On June 6, the D-Day Memorial marked the 80th anniversary of the start of the invasion at Normandy.  Unfortunately, each year there are fewer World War II veterans who attend these ceremonies.  Even though their presence is invaluable, the beauty of the memorial is that it honors so many.  It also values the contributions during the war of the mother, spouse, business owner, farmer, and so many more.  Thus, even though my grandparents never wore a uniform or went overseas, a visit to the D-Day Memorial reminds me that by operating the family farm and raising their kids, they contributed to victory.

Encouraged about the future

As I walk the grounds each year in an effort to remember the special bond I had with my father, I am inspired by the past to be encouraged about the future. I want to live my life in a way that contributes to society, just like so many did eighty years ago. On one of the plaques is inscribed a prayer that a soldier kept in a notebook.  I keep a copy of that prayer next to my desk.  The prayer includes the lines: “Give me the strength to stand for right, when other folks have left the fight.  Give me the courage of the man, who knows that if he wills he can.” 

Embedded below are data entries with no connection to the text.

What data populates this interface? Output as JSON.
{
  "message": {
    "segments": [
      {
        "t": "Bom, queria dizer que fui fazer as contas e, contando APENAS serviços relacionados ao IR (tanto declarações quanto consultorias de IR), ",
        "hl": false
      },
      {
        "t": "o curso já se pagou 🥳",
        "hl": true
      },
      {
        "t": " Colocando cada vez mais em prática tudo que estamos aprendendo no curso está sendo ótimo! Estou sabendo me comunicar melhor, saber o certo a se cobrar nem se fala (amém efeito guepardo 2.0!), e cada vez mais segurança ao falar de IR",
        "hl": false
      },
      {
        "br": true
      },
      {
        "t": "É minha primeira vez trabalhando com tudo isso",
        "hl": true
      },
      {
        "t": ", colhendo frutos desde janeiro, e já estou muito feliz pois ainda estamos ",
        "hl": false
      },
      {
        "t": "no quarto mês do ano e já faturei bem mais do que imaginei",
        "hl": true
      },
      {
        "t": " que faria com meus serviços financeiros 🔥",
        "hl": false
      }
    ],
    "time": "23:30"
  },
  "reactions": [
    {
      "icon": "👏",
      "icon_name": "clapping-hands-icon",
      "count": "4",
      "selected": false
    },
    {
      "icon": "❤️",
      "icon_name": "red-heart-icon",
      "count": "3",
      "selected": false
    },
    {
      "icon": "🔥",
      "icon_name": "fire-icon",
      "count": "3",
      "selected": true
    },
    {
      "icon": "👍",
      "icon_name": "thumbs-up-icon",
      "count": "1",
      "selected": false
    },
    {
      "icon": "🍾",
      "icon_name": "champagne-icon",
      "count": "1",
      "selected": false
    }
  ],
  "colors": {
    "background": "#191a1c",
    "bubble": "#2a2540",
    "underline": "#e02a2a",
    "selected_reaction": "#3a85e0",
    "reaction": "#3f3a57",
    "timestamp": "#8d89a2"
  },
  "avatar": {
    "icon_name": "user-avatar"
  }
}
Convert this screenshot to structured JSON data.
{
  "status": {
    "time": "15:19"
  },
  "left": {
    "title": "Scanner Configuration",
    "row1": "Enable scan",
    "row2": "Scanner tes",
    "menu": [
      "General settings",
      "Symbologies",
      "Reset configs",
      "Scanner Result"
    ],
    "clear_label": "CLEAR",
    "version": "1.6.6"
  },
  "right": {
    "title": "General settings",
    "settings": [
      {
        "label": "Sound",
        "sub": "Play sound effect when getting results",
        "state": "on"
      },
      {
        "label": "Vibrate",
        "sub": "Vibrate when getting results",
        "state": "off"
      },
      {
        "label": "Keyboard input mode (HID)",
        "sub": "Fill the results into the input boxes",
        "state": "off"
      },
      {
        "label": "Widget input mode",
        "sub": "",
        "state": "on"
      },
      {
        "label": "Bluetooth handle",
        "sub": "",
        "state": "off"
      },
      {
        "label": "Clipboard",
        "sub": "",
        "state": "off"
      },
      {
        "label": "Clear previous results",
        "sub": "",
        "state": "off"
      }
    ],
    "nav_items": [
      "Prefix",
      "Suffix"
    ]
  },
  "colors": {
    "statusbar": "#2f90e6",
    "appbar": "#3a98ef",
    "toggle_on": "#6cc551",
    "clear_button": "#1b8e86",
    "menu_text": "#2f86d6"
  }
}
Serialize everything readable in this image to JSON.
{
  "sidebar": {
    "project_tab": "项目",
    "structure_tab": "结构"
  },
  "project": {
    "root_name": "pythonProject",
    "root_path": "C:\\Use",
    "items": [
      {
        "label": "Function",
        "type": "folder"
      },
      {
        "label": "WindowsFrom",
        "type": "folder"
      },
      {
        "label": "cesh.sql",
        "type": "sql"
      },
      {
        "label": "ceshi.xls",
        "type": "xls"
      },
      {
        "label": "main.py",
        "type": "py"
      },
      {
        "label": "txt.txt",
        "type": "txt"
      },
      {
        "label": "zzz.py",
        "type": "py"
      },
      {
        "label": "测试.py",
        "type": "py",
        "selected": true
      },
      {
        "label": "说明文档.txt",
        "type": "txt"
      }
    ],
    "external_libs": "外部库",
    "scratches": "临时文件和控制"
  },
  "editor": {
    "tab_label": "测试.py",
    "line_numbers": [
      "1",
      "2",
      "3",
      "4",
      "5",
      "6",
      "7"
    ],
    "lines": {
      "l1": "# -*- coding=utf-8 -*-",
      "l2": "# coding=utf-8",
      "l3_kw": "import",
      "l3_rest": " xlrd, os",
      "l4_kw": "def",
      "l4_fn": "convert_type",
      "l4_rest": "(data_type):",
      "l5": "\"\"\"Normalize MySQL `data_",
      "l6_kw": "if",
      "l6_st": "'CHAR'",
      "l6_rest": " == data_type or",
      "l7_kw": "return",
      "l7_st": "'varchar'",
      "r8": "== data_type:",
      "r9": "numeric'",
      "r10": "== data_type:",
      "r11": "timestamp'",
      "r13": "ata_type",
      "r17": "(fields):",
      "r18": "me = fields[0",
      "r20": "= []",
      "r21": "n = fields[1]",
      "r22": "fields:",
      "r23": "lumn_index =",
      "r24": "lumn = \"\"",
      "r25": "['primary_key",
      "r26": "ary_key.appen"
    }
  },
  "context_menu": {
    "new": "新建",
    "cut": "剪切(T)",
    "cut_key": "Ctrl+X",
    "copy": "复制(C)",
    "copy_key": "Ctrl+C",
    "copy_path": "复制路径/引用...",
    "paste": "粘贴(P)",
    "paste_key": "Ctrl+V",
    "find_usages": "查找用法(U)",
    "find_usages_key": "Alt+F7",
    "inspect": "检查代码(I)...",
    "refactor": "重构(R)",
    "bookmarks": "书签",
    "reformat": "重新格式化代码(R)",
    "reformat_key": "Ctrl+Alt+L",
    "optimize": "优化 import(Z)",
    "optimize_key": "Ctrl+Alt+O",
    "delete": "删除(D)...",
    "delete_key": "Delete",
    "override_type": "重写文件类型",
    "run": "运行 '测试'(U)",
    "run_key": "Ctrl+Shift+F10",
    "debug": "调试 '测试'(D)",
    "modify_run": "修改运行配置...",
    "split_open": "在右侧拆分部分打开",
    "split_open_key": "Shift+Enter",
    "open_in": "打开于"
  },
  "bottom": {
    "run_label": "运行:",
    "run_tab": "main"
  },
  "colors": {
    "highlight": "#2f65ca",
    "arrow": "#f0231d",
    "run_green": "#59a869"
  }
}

I urge you to reflect on how 80 years ago, a momentous historical event took place by brave soldiers, their leaders, and those that supported them back home.  In addition, I encourage you to take your own pilgrimage to the D-Day Memorial in Bedford.  There you also will be inspired to follow the footsteps of a previous generation – footsteps on both the sand of Normandy and the soil back home.